(ENTRIES SUPPLIED begins)
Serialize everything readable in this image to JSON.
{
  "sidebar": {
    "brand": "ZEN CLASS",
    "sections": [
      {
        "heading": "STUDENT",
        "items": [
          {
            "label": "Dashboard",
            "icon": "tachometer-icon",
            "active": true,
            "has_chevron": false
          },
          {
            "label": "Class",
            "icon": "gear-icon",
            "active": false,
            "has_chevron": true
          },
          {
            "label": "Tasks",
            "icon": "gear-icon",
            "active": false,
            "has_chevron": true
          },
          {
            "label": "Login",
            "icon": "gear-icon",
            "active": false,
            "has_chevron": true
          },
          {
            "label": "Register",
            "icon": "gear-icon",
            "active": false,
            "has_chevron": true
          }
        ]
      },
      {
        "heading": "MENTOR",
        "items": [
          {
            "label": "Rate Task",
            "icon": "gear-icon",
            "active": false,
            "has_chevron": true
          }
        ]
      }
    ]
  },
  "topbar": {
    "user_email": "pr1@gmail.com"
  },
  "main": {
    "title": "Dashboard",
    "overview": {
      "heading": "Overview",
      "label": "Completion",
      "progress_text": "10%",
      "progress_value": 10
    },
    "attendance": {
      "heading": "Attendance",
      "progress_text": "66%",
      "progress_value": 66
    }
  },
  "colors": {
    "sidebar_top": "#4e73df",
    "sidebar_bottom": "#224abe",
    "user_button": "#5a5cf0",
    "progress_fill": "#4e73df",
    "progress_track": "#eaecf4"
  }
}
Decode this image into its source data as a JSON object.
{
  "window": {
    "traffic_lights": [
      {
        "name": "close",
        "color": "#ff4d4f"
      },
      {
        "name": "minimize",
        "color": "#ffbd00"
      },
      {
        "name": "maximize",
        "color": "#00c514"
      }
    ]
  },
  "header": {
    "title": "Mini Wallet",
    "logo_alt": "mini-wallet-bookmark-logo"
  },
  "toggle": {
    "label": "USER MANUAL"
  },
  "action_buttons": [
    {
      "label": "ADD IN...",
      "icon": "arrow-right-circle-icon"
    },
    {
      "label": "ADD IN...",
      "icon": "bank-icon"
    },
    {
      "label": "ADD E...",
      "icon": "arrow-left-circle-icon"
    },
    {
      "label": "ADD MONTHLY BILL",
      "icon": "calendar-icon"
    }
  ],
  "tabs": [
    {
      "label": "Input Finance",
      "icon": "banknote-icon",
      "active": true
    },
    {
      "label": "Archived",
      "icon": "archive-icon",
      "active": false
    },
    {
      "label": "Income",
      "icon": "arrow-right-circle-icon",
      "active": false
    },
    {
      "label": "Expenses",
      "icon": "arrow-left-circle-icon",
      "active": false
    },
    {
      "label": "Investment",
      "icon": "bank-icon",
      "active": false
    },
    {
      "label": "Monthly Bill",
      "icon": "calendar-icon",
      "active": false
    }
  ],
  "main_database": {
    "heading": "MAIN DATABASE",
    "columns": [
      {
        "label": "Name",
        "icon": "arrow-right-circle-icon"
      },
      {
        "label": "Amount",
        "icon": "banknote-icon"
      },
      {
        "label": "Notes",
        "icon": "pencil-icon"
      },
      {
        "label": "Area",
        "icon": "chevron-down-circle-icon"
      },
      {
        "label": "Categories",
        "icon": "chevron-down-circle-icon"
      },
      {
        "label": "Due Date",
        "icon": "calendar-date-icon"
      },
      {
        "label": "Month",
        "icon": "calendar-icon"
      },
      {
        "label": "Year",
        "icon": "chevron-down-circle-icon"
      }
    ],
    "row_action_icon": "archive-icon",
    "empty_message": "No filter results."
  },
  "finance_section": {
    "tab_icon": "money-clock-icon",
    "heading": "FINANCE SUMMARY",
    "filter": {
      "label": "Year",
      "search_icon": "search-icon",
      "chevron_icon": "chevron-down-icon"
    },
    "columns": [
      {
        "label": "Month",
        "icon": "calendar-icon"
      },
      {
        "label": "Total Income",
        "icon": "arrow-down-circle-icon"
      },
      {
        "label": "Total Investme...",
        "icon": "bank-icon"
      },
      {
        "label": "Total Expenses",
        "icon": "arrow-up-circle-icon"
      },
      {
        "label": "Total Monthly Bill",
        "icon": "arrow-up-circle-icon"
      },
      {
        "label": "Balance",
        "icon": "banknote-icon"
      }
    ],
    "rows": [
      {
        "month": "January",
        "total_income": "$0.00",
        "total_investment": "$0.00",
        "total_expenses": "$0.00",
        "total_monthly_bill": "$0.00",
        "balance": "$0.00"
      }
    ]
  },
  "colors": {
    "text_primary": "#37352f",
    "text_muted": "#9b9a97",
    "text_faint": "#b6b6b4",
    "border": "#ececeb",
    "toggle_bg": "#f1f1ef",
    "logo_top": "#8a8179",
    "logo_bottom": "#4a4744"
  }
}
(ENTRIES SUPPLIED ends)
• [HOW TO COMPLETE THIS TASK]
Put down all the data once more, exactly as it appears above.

• [WRITTEN SOLUTION]
Serialize everything readable in this image to JSON.
{
  "sidebar": {
    "brand": "ZEN CLASS",
    "sections": [
      {
        "heading": "STUDENT",
        "items": [
          {
            "label": "Dashboard",
            "icon": "tachometer-icon",
            "active": true,
            "has_chevron": false
          },
          {
            "label": "Class",
            "icon": "gear-icon",
            "active": false,
            "has_chevron": true
          },
          {
            "label": "Tasks",
            "icon": "gear-icon",
            "active": false,
            "has_chevron": true
          },
          {
            "label": "Login",
            "icon": "gear-icon",
            "active": false,
            "has_chevron": true
          },
          {
            "label": "Register",
            "icon": "gear-icon",
            "active": false,
            "has_chevron": true
          }
        ]
      },
      {
        "heading": "MENTOR",
        "items": [
          {
            "label": "Rate Task",
            "icon": "gear-icon",
            "active": false,
            "has_chevron": true
          }
        ]
      }
    ]
  },
  "topbar": {
    "user_email": "pr1@gmail.com"
  },
  "main": {
    "title": "Dashboard",
    "overview": {
      "heading": "Overview",
      "label": "Completion",
      "progress_text": "10%",
      "progress_value": 10
    },
    "attendance": {
      "heading": "Attendance",
      "progress_text": "66%",
      "progress_value": 66
    }
  },
  "colors": {
    "sidebar_top": "#4e73df",
    "sidebar_bottom": "#224abe",
    "user_button": "#5a5cf0",
    "progress_fill": "#4e73df",
    "progress_track": "#eaecf4"
  }
}
Decode this image into its source data as a JSON object.
{
  "window": {
    "traffic_lights": [
      {
        "name": "close",
        "color": "#ff4d4f"
      },
      {
        "name": "minimize",
        "color": "#ffbd00"
      },
      {
        "name": "maximize",
        "color": "#00c514"
      }
    ]
  },
  "header": {
    "title": "Mini Wallet",
    "logo_alt": "mini-wallet-bookmark-logo"
  },
  "toggle": {
    "label": "USER MANUAL"
  },
  "action_buttons": [
    {
      "label": "ADD IN...",
      "icon": "arrow-right-circle-icon"
    },
    {
      "label": "ADD IN...",
      "icon": "bank-icon"
    },
    {
      "label": "ADD E...",
      "icon": "arrow-left-circle-icon"
    },
    {
      "label": "ADD MONTHLY BILL",
      "icon": "calendar-icon"
    }
  ],
  "tabs": [
    {
      "label": "Input Finance",
      "icon": "banknote-icon",
      "active": true
    },
    {
      "label": "Archived",
      "icon": "archive-icon",
      "active": false
    },
    {
      "label": "Income",
      "icon": "arrow-right-circle-icon",
      "active": false
    },
    {
      "label": "Expenses",
      "icon": "arrow-left-circle-icon",
      "active": false
    },
    {
      "label": "Investment",
      "icon": "bank-icon",
      "active": false
    },
    {
      "label": "Monthly Bill",
      "icon": "calendar-icon",
      "active": false
    }
  ],
  "main_database": {
    "heading": "MAIN DATABASE",
    "columns": [
      {
        "label": "Name",
        "icon": "arrow-right-circle-icon"
      },
      {
        "label": "Amount",
        "icon": "banknote-icon"
      },
      {
        "label": "Notes",
        "icon": "pencil-icon"
      },
      {
        "label": "Area",
        "icon": "chevron-down-circle-icon"
      },
      {
        "label": "Categories",
        "icon": "chevron-down-circle-icon"
      },
      {
        "label": "Due Date",
        "icon": "calendar-date-icon"
      },
      {
        "label": "Month",
        "icon": "calendar-icon"
      },
      {
        "label": "Year",
        "icon": "chevron-down-circle-icon"
      }
    ],
    "row_action_icon": "archive-icon",
    "empty_message": "No filter results."
  },
  "finance_section": {
    "tab_icon": "money-clock-icon",
    "heading": "FINANCE SUMMARY",
    "filter": {
      "label": "Year",
      "search_icon": "search-icon",
      "chevron_icon": "chevron-down-icon"
    },
    "columns": [
      {
        "label": "Month",
        "icon": "calendar-icon"
      },
      {
        "label": "Total Income",
        "icon": "arrow-down-circle-icon"
      },
      {
        "label": "Total Investme...",
        "icon": "bank-icon"
      },
      {
        "label": "Total Expenses",
        "icon": "arrow-up-circle-icon"
      },
      {
        "label": "Total Monthly Bill",
        "icon": "arrow-up-circle-icon"
      },
      {
        "label": "Balance",
        "icon": "banknote-icon"
      }
    ],
    "rows": [
      {
        "month": "January",
        "total_income": "$0.00",
        "total_investment": "$0.00",
        "total_expenses": "$0.00",
        "total_monthly_bill": "$0.00",
        "balance": "$0.00"
      }
    ]
  },
  "colors": {
    "text_primary": "#37352f",
    "text_muted": "#9b9a97",
    "text_faint": "#b6b6b4",
    "border": "#ececeb",
    "toggle_bg": "#f1f1ef",
    "logo_top": "#8a8179",
    "logo_bottom": "#4a4744"
  }
}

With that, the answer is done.